The trio of women are a damaged group also. Daniela in particular consents to her abuse, believing she deserves it. Her imprisonment and subsequent humiliation is a hard watch. It is difficult to relay Blue Movie‘s story because it is somewhat plotless. We basically watch Claudio interact with the three women, always individually, like a dirty reality TV show. Cavallone includes a number of interesting and creative shots I found quite pleasing. Blue Movie has a very nice nightmarish, almost surreal feeling about it. The attractive cast, well-chosen props, sets and locations along with a soundtrack consisting of Bach and Scott Joplin added to the film’s watchability. I was especially fond of the finale. Although Blue Movie is downright illogical at times, I felt it was Cavallone’s intention to allow the viewer a peek at the perceived events of a fragmented mind. Be warned that Blue Movie is as trashy as it is artful: its perversion, madness, trauma, bodily fluids and softcore sex will be unpalatable for many. The scat scenes will be the most likely to engrave themselves into the memory. Daniela, kept locked in a room where she is treated like an animal, is asked to leave “an offering” in exchange for food. She defecates in a litter box and then scrapes her feces into empty cigarette packages. She is later photographed by Claudio while covering herself in her own feces.

Blue Movie was made on a low-budget and shot over seven days with non-professional actors who had no script to follow. Most of it was filmed in the home of producer Marial Boschero in Via Dei Giubbonari, Italy ,with location shoots in Santa Maria Di Galeria, “The Dead City,” a photographer’s studio in Via Della Camilluccia, and Lungo Tevere Tor Di Nona.

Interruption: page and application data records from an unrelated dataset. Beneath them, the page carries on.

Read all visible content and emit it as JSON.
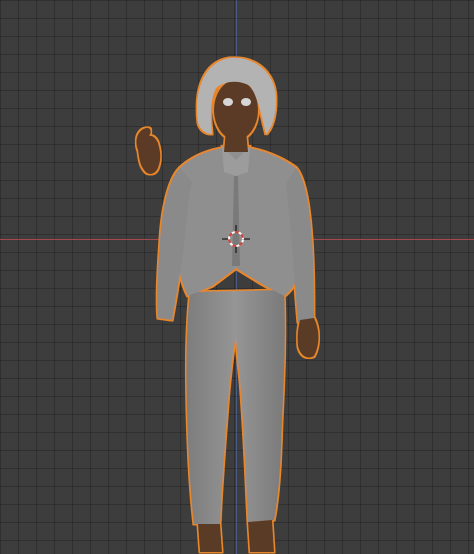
{
  "viewport": {
    "background_color": "#3d3d3d",
    "grid_color": "#2f2f2f",
    "x_axis_color": "#a4474e",
    "y_axis_color": "#5068a5"
  },
  "scene": {
    "selected_object": "character",
    "selection_outline_color": "#e8862a",
    "body_color": "#8a8a8a",
    "skin_color": "#5a3a25",
    "hair_color": "#b3b3b3",
    "icons": [
      "3d-cursor-icon"
    ]
  }
}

Two prints of the film exist: a 16mm Italian theatrical release and a pirated 8mm version. Hardcore sex scenes were removed from the film for the theatrical release but exist on the pirated version. These scenes are included as bonus material on the DVD. This is the third DVD I have purchased from Raro Video and I have been suitably impressed, particularly considering the low price. The Blue Movie DVD comes with an eleven page booklet, “Blue Extreme,” a thorough 44-minute documentary on the making of the film, and deleted scenes taken from a 8mm pirated print. The picture quality transferred from the 16mm print is above average.

WHAT THE CRITICS SAY:

“… a truly unique, albeit bizarre viewing experience.”–Michael Den Boer, 10,000 Bullets (DVD)

See GOREGIRL’S DUNGEON ON TUMBLR for more (not-safe-for-work) stills from the film